* Exercise description
Make a verbatim copy of all the records.

* Given records

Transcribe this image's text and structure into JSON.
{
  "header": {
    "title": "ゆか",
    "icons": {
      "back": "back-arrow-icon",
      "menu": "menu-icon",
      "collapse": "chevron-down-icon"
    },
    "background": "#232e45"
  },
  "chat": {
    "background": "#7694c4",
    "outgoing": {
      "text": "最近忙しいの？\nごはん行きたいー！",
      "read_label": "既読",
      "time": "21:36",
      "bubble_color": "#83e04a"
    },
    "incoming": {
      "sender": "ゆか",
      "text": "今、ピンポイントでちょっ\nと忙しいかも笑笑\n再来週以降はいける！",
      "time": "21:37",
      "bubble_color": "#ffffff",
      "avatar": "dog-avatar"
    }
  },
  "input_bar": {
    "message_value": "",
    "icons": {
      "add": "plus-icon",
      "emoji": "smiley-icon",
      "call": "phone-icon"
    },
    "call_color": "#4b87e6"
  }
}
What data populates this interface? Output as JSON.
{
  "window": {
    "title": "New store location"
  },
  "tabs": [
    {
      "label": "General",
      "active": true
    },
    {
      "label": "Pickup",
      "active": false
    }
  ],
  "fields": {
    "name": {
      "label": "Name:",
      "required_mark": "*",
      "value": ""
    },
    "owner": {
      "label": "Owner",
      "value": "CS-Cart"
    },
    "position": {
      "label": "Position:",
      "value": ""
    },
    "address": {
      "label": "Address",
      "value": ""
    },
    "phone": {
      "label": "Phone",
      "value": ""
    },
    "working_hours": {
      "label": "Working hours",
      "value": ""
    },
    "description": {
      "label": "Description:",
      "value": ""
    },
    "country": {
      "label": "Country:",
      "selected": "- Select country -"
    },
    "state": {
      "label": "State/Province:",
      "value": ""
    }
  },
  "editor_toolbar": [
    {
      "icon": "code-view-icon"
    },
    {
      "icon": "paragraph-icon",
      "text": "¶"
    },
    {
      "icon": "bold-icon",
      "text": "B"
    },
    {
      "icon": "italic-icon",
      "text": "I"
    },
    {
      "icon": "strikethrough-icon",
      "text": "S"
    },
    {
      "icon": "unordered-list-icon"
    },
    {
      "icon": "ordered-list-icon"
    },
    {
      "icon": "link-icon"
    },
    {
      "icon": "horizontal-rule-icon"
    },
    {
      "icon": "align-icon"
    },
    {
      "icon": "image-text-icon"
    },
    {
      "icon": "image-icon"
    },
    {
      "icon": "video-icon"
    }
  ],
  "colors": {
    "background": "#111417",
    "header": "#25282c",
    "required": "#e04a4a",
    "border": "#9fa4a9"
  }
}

* Output for this task
Transcribe this image's text and structure into JSON.
{
  "header": {
    "title": "ゆか",
    "icons": {
      "back": "back-arrow-icon",
      "menu": "menu-icon",
      "collapse": "chevron-down-icon"
    },
    "background": "#232e45"
  },
  "chat": {
    "background": "#7694c4",
    "outgoing": {
      "text": "最近忙しいの？\nごはん行きたいー！",
      "read_label": "既読",
      "time": "21:36",
      "bubble_color": "#83e04a"
    },
    "incoming": {
      "sender": "ゆか",
      "text": "今、ピンポイントでちょっ\nと忙しいかも笑笑\n再来週以降はいける！",
      "time": "21:37",
      "bubble_color": "#ffffff",
      "avatar": "dog-avatar"
    }
  },
  "input_bar": {
    "message_value": "",
    "icons": {
      "add": "plus-icon",
      "emoji": "smiley-icon",
      "call": "phone-icon"
    },
    "call_color": "#4b87e6"
  }
}
What data populates this interface? Output as JSON.
{
  "window": {
    "title": "New store location"
  },
  "tabs": [
    {
      "label": "General",
      "active": true
    },
    {
      "label": "Pickup",
      "active": false
    }
  ],
  "fields": {
    "name": {
      "label": "Name:",
      "required_mark": "*",
      "value": ""
    },
    "owner": {
      "label": "Owner",
      "value": "CS-Cart"
    },
    "position": {
      "label": "Position:",
      "value": ""
    },
    "address": {
      "label": "Address",
      "value": ""
    },
    "phone": {
      "label": "Phone",
      "value": ""
    },
    "working_hours": {
      "label": "Working hours",
      "value": ""
    },
    "description": {
      "label": "Description:",
      "value": ""
    },
    "country": {
      "label": "Country:",
      "selected": "- Select country -"
    },
    "state": {
      "label": "State/Province:",
      "value": ""
    }
  },
  "editor_toolbar": [
    {
      "icon": "code-view-icon"
    },
    {
      "icon": "paragraph-icon",
      "text": "¶"
    },
    {
      "icon": "bold-icon",
      "text": "B"
    },
    {
      "icon": "italic-icon",
      "text": "I"
    },
    {
      "icon": "strikethrough-icon",
      "text": "S"
    },
    {
      "icon": "unordered-list-icon"
    },
    {
      "icon": "ordered-list-icon"
    },
    {
      "icon": "link-icon"
    },
    {
      "icon": "horizontal-rule-icon"
    },
    {
      "icon": "align-icon"
    },
    {
      "icon": "image-text-icon"
    },
    {
      "icon": "image-icon"
    },
    {
      "icon": "video-icon"
    }
  ],
  "colors": {
    "background": "#111417",
    "header": "#25282c",
    "required": "#e04a4a",
    "border": "#9fa4a9"
  }
}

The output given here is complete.